On April 27, two popes - John the XXIII and John Paul II - will be made saints in a ceremony at St. Peter’s Square. VOA religion correspondent Jerome Socolovsky says the dual canonization is part of the current pope’s program to reconcile liberals and conservatives in the Roman Catholic Church.
Video

Video Pope Francis Hopes Dual Canonizations Will Reconcile Church

On April 27, two popes - John the XXIII and John Paul II - will be made saints in a ceremony at St. Peter’s Square. VOA religion correspondent Jerome Socolovsky says the dual canonization is part of the current pope’s program to reconcile liberals and conservatives in the Roman Catholic Church.
Video

Video In Capturing Nature's Majesty, Film Makes Case for Its Survival

French filmmaker Luc Jacquet won worldwide acclaim for his 2005 Academy Award-winning documentary "March of the Penguins". Now Jacquet is back with a new film that takes movie-goers deep into the heart of a tropical rainforest - not only to celebrate its grandeur, but to make the case for its survival. VOA's Rosanne Skirble reports.
Video

Video Boston Marathon Bittersweet for Many Runners

Monday's running of the Boston Marathon was bittersweet for many of the 36,000 participants as they finished the run that was interrupted by a double bombing last year. Many gathered along the route paid respect to the four people killed as a result of two bombings near the finish line. VOA's Carolyn Presutti returned to Boston this year to follow two runners, forever changed because of the crimes.
Video

Video Pacific Rim Trade Deal Proves Elusive

With the U.S.-led war in Iraq ended and American military involvement in Afghanistan winding down, President Barack Obama has sought to pivot the country's foreign policy focus towards Asia. One aspect of that pivot is the negotiation of a free-trade agreement among 12 Pacific Rim nations. But as Obama leaves this week on a trip to four Asian countries he has found it very difficult to complete the trade pact. VOA's Ken Bredemeier has more from Washington.
Video

Video Robotic Mission Kicks Up Lunar Dust

A robotic mission to the moon was deliberately crashed onto the lunar surface late last week, but not before scientists had collected data gathered by the spacecraft which was designed to self-destruct. VOA's Rosanne Skirble reports on the preliminary findings of the craft, called LADEE - an acronym for Lunar Atmosphere and Dust Environment Explorer.
Video

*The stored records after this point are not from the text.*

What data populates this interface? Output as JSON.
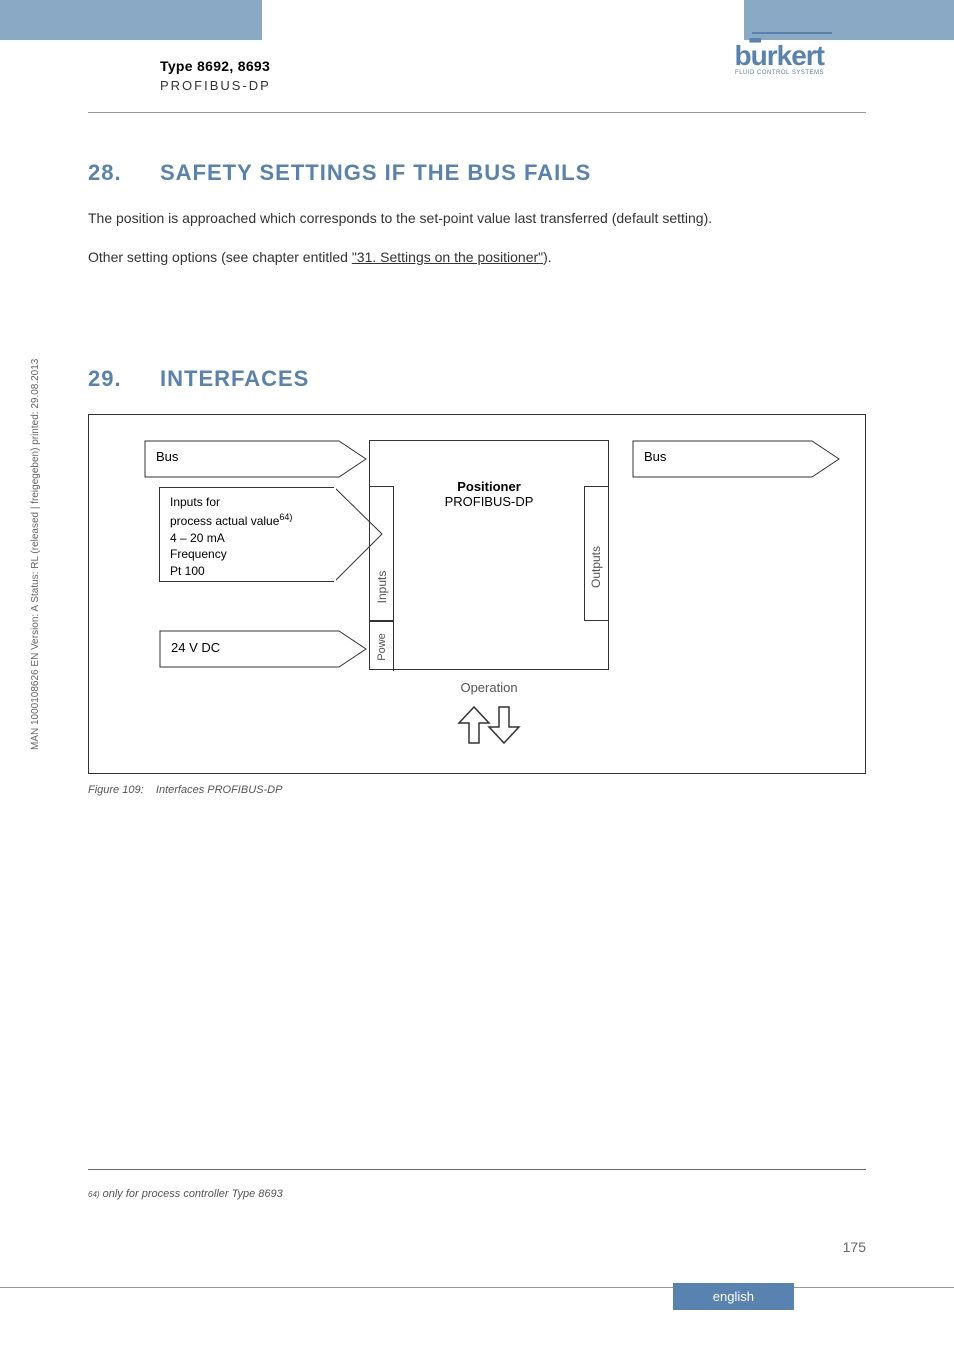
{
  "header": {
    "type_text": "Type 8692, 8693",
    "subtitle": "PROFIBUS-DP",
    "logo_text": "burkert",
    "logo_subtitle": "FLUID CONTROL SYSTEMS"
  },
  "section28": {
    "number": "28.",
    "title": "SAFETY SETTINGS IF THE BUS FAILS",
    "para1": "The position is approached which corresponds to the set-point value last transferred (default setting).",
    "para2_pre": "Other setting options (see chapter entitled ",
    "para2_link": "\"31. Settings on the positioner\"",
    "para2_post": ")."
  },
  "section29": {
    "number": "29.",
    "title": "INTERFACES"
  },
  "diagram": {
    "bus": "Bus",
    "inputs_lines": {
      "l1": "Inputs for",
      "l2_pre": "process actual value",
      "l2_sup": "64)",
      "l3": "4 – 20 mA",
      "l4": "Frequency",
      "l5": "Pt 100"
    },
    "dc_input": "24 V DC",
    "center_title": "Positioner",
    "center_sub": "PROFIBUS-DP",
    "inputs_label": "Inputs",
    "power_label": "Powe",
    "outputs_label": "Outputs",
    "operation": "Operation"
  },
  "figure_caption": {
    "num": "Figure 109:",
    "text": "Interfaces PROFIBUS-DP"
  },
  "footnote": {
    "num": "64)",
    "text": " only for process controller Type 8693"
  },
  "page_number": "175",
  "english_tab": "english",
  "side_text": "MAN 1000108626 EN Version: A Status: RL (released | freigegeben) printed: 29.08.2013",
  "chart_data": {
    "type": "diagram",
    "description": "Block diagram showing PROFIBUS-DP positioner interfaces",
    "inputs": [
      {
        "name": "Bus",
        "type": "bus"
      },
      {
        "name": "Inputs for process actual value (4-20 mA, Frequency, Pt 100)",
        "type": "signal",
        "note": "only for process controller Type 8693"
      },
      {
        "name": "24 V DC",
        "type": "power"
      }
    ],
    "center_block": {
      "title": "Positioner",
      "subtitle": "PROFIBUS-DP",
      "left_ports": [
        "Inputs",
        "Power"
      ],
      "right_ports": [
        "Outputs"
      ]
    },
    "outputs": [
      {
        "name": "Bus",
        "type": "bus"
      }
    ],
    "bottom_label": "Operation",
    "bottom_arrows": "bidirectional"
  }
}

Video Boko Haram Claims Responsibility for Bombing in Nigerian Capital

The Nigerian militant group known as Boko Haram has claimed responsibility for a bombing in the capital on April 14th that killed 75 people. In the video message, Abubakar Shekau, the man who says he ordered the bombing, says nothing about the mass abduction of more than 100 teenage girls, most of whom are still missing. Heather Murdock has more for VOA from Abuja.
Video

Video Ukraine Developments Hang Over Obama Trip to Asia

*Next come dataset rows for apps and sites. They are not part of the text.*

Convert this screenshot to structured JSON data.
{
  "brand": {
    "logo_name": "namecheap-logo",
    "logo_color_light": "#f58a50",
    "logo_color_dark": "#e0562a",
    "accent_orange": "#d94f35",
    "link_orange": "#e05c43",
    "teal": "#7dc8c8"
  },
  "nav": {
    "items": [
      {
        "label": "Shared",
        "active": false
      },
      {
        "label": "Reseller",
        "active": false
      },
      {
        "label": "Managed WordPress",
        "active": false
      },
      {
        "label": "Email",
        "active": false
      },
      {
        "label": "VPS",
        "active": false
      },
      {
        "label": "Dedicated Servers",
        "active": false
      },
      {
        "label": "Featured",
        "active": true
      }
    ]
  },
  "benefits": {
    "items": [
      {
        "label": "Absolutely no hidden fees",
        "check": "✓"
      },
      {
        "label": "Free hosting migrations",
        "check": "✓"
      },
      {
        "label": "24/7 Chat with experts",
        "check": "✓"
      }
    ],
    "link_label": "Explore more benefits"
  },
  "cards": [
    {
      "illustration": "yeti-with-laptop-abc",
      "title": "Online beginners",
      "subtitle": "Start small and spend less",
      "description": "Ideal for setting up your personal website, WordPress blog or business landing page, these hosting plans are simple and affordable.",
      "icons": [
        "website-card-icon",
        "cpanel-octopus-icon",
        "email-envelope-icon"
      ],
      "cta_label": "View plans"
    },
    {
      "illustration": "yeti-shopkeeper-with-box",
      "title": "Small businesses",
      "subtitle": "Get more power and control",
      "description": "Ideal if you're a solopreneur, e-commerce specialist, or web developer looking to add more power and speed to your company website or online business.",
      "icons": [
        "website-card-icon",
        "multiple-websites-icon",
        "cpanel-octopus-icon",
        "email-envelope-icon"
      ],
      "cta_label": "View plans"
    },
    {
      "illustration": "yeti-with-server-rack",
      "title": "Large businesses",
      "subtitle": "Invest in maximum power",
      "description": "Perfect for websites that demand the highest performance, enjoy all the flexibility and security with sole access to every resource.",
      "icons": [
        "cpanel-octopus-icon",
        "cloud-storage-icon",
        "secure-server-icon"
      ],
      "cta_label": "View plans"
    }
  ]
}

President Barack Obama's trip to Asia this week comes as concerns over Beijing's territorial ambitions are growing in the region. Those concerns have been compounded by Russia's recent actions in Ukraine and the possibility that Chinese strategists might be looking to Crimea as a model for its territorial disputes with its neighbors. VOA's Bill Ide has more from Beijing.
Video

Video Autistic Adults Face Housing, Job Challenges

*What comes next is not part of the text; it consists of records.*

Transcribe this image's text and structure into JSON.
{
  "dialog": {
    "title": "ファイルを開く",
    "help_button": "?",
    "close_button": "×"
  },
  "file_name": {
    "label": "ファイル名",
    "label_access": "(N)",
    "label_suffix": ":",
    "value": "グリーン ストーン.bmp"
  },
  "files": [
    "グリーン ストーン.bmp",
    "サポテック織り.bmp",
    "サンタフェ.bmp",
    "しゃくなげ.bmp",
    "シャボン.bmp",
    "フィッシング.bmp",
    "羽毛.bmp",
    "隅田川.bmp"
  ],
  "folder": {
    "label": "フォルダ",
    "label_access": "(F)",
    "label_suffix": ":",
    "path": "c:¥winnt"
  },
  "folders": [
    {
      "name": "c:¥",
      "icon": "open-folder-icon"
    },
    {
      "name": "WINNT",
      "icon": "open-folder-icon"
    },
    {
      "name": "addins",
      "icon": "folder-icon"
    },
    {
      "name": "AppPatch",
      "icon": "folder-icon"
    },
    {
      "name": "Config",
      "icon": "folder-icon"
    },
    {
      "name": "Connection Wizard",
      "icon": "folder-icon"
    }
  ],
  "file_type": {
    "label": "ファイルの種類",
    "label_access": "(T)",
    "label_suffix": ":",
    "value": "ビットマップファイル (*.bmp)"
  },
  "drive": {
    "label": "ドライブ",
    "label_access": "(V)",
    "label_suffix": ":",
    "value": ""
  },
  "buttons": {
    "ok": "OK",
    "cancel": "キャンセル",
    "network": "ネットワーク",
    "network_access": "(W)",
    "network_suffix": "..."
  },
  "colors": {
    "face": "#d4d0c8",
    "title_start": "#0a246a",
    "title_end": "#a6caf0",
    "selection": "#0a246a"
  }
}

Many parents of children with disabilities fear for the future of their adult child. It can be difficult to find services to help adults with disabilities - physical, mental or emotional - find work or live on their own. The mother of an autistic boy set up a foundation to advocate for the estimated 1.2 million American adults with autism, a developmental disorder that causes communication difficulties and often social difficulties. VOA's Faiza Elmasry reports.
AppleAndroid